=== Section Start ===

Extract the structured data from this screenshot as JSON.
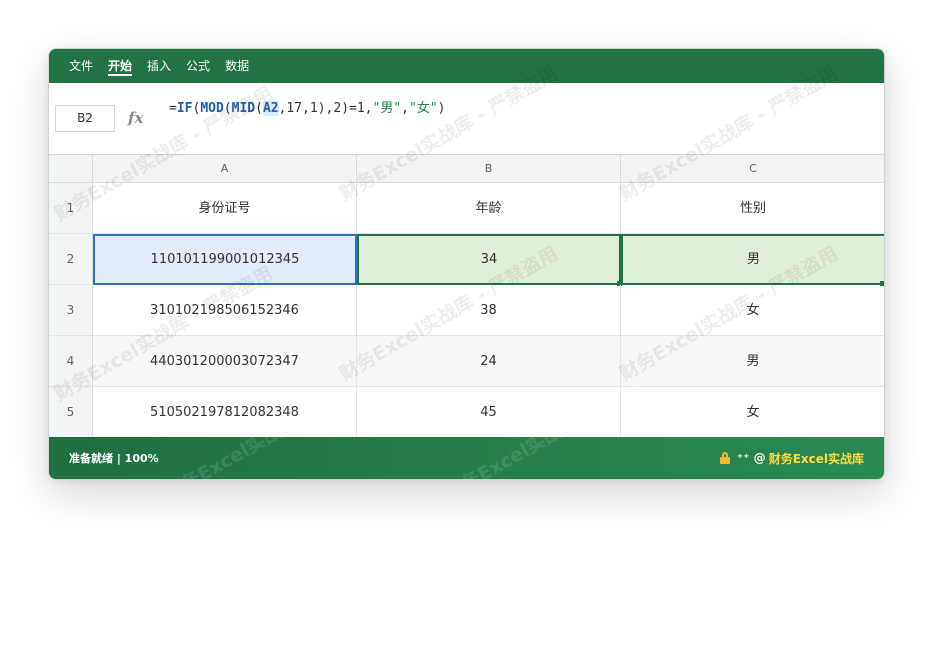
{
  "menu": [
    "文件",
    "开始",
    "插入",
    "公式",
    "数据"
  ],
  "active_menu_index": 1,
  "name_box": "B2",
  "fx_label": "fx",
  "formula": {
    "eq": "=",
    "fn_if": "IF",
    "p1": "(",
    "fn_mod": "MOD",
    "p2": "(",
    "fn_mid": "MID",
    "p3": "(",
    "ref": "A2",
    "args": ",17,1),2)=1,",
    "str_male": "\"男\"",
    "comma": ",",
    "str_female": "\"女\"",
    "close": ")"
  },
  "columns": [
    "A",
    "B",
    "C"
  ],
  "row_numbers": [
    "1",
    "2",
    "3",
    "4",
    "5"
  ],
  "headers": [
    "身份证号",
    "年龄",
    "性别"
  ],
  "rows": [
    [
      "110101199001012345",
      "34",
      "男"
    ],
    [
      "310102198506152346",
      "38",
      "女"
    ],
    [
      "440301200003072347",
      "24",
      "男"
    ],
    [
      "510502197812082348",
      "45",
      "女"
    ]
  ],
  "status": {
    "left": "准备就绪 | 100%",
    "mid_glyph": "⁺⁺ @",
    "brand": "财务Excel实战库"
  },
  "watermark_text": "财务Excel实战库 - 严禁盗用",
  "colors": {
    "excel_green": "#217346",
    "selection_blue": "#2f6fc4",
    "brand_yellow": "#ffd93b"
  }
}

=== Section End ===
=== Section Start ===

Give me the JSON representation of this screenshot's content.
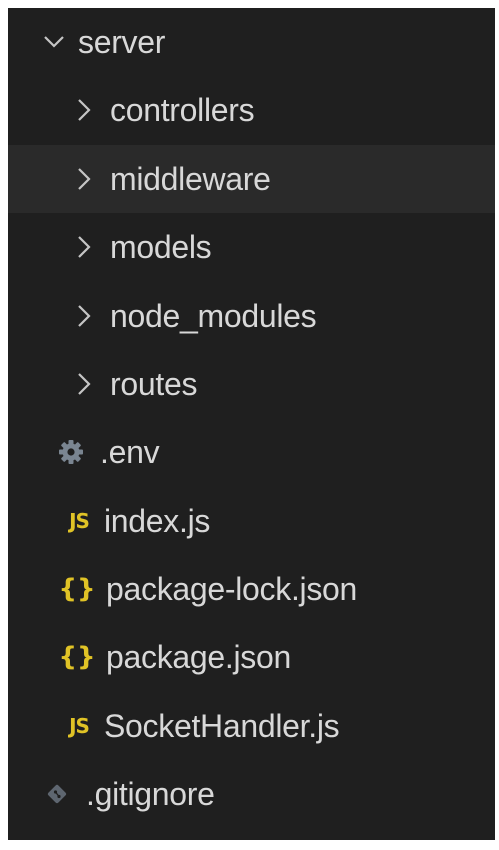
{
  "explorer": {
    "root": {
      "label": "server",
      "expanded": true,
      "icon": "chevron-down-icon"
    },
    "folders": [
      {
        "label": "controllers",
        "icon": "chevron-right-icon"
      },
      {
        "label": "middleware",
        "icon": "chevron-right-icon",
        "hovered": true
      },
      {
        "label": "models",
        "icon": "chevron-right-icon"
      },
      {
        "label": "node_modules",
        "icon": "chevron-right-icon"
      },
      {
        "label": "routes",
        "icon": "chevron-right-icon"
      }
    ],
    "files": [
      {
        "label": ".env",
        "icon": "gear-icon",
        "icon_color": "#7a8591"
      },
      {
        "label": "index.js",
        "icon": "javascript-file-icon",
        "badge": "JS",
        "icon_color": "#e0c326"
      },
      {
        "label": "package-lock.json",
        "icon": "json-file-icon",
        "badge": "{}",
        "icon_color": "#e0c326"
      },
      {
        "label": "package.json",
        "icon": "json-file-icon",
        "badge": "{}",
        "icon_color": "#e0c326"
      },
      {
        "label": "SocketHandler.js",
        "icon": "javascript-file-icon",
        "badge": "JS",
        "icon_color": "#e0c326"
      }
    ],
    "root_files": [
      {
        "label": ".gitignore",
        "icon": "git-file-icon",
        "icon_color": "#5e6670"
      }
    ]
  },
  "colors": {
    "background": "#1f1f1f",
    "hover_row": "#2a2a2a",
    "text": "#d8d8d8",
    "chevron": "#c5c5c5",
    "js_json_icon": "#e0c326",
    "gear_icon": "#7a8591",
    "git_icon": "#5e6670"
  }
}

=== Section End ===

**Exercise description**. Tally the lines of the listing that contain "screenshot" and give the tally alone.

**Finished task**. 2